PDA asks GPhC if it will examine non-reporting of Covid infections
The Pharmacists’ Defence Association has written to General Pharmaceutical Council chief executive Duncan Rudkin to ask him if the regulator intends to investigate why pharmacy employers have not reported work-related Covid-19 infections to the Health and Safety Executive.
The PDA has raised concerns in recent weeks around what it describes as non-reporting of Covid-19 cases by community pharmacy employers, in contrast to other sectors such as hospitals, general practice and prisons, all of which have reported infections to the HSE.
The PDA said it was compelled to act given there was “no indication of any action being taken by the regulator".
Fears over a second wave of the virus in the UK have grown lately, with the government starting a phase of localised lockdowns in England.
Meanwhile, pharmacy in Scotland was linked to an outbreak of coronavirus last week, prompting the PDA to say “it has never been more important to ensure” pharmacy employers report cases.
Employers have a legal duty to report occupational exposure to disease but not cases or deaths involving the public, patients, care home residents or service users.
Reports must be made to the Health and Safety Executive under the Reporting of Injuries, Diseases and Dangerous Occurrences Regulations 2013.

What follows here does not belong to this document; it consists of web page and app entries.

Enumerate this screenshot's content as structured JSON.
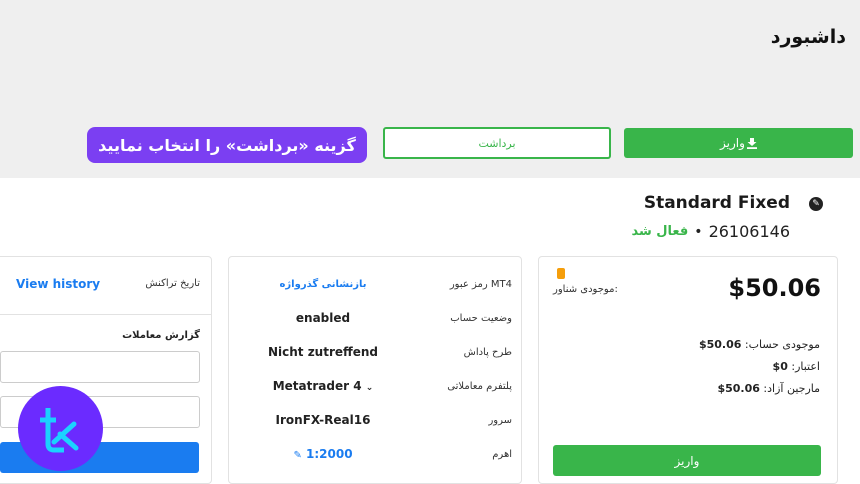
{
  "page": {
    "title": "داشبورد"
  },
  "actions": {
    "deposit_label": "واریز",
    "withdraw_label": "برداشت",
    "callout_text": "گزینه «برداشت» را انتخاب نمایید"
  },
  "account": {
    "name": "Standard Fixed",
    "number": "26106146",
    "status": "فعال شد"
  },
  "balance_card": {
    "float_label": "موجودی شناور:",
    "balance": "$50.06",
    "stats": [
      {
        "label": "موجودی حساب:",
        "value": "50.06$"
      },
      {
        "label": "اعتبار:",
        "value": "0$"
      },
      {
        "label": "مارجین آزاد:",
        "value": "50.06$"
      }
    ],
    "deposit_label": "واریز"
  },
  "info_card": {
    "rows": [
      {
        "label": "رمز عبور MT4",
        "value": "بازنشانی گذرواژه"
      },
      {
        "label": "وضعیت حساب",
        "value": "enabled"
      },
      {
        "label": "طرح پاداش",
        "value": "Nicht zutreffend"
      },
      {
        "label": "پلتفرم معاملاتی",
        "value": "Metatrader 4"
      },
      {
        "label": "سرور",
        "value": "IronFX-Real16"
      },
      {
        "label": "اهرم",
        "value": "1:2000"
      }
    ]
  },
  "history_card": {
    "title": "تاریخ تراکنش",
    "link": "View history",
    "report_title": "گزارش معاملات"
  },
  "colors": {
    "green": "#39b54a",
    "blue": "#1a7cf0",
    "purple": "#7b3ff2"
  }
}
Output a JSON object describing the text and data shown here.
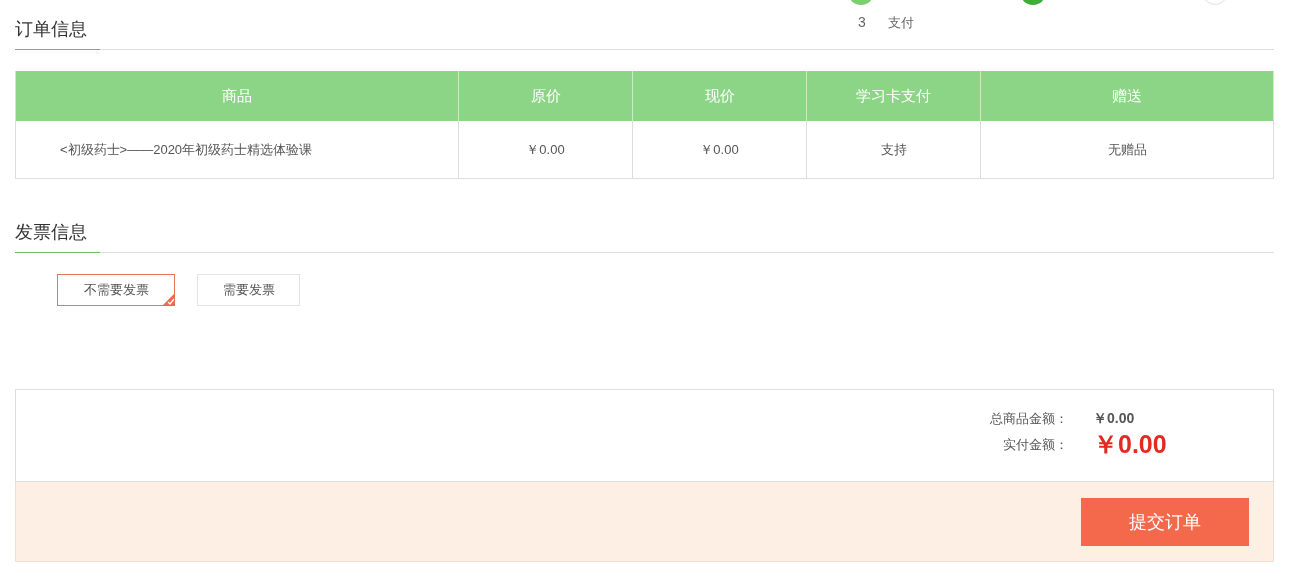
{
  "steps": [
    {
      "color": "#7ccf6f"
    },
    {
      "color": "#3fae36"
    },
    {
      "color": "#ffffff"
    }
  ],
  "step_caption": {
    "number": "3",
    "label": "支付"
  },
  "order_section": {
    "title": "订单信息"
  },
  "table": {
    "columns": [
      "商品",
      "原价",
      "现价",
      "学习卡支付",
      "赠送"
    ],
    "rows": [
      [
        "<初级药士>——2020年初级药士精选体验课",
        "￥0.00",
        "￥0.00",
        "支持",
        "无赠品"
      ]
    ]
  },
  "invoice_section": {
    "title": "发票信息",
    "options": [
      {
        "label": "不需要发票",
        "selected": true
      },
      {
        "label": "需要发票",
        "selected": false
      }
    ]
  },
  "summary": {
    "total_label": "总商品金额：",
    "total_value": "￥0.00",
    "paid_label": "实付金额：",
    "paid_value": "￥0.00"
  },
  "submit_button": "提交订单"
}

In his letter to Mr Rudkin yesterday, PDA director Paul Day said: “This requirement is the same for all employers of pharmacists, yet a parliamentary answer on July 2 revealed that whereas over 1,500 reports were made from hospitals, over 50 from GP practice and four from prisons, the number of reports from community pharmacy was zero.”

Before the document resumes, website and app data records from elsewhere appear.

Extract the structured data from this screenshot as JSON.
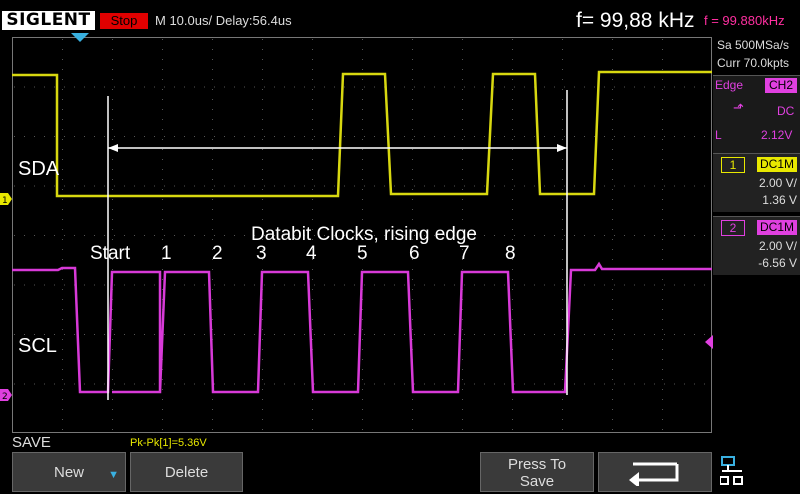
{
  "header": {
    "brand": "SIGLENT",
    "run_state": "Stop",
    "timebase": "M 10.0us/  Delay:56.4us",
    "frequency": "f= 99,88 kHz",
    "frequency_small": "f = 99.880kHz"
  },
  "acquisition": {
    "sample_rate": "Sa 500MSa/s",
    "memory": "Curr 70.0kpts"
  },
  "trigger": {
    "type": "Edge",
    "source": "CH2",
    "coupling": "DC",
    "level_label": "L",
    "level": "2.12V"
  },
  "channels": [
    {
      "number": "1",
      "coupling": "DC1M",
      "scale": "2.00 V/",
      "offset": "1.36 V",
      "color": "#e8e800"
    },
    {
      "number": "2",
      "coupling": "DC1M",
      "scale": "2.00 V/",
      "offset": "-6.56 V",
      "color": "#e040e0"
    }
  ],
  "annotations": {
    "sda": "SDA",
    "scl": "SCL",
    "title": "Databit Clocks, rising edge",
    "start": "Start",
    "bits": [
      "1",
      "2",
      "3",
      "4",
      "5",
      "6",
      "7",
      "8"
    ]
  },
  "bottom": {
    "mode": "SAVE",
    "measurement": "Pk-Pk[1]=5.36V",
    "softkeys": {
      "new": "New",
      "delete": "Delete",
      "press_to": "Press To",
      "save": "Save"
    }
  }
}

When asked if it intended to investigate why pharmacy owners had not reported any instances of work-related Covid-19 infection by July 2, a GPhC spokesperson told Independent Community Pharmacist: "We will be considering the issues raised by the PDA and will be responding to them directly".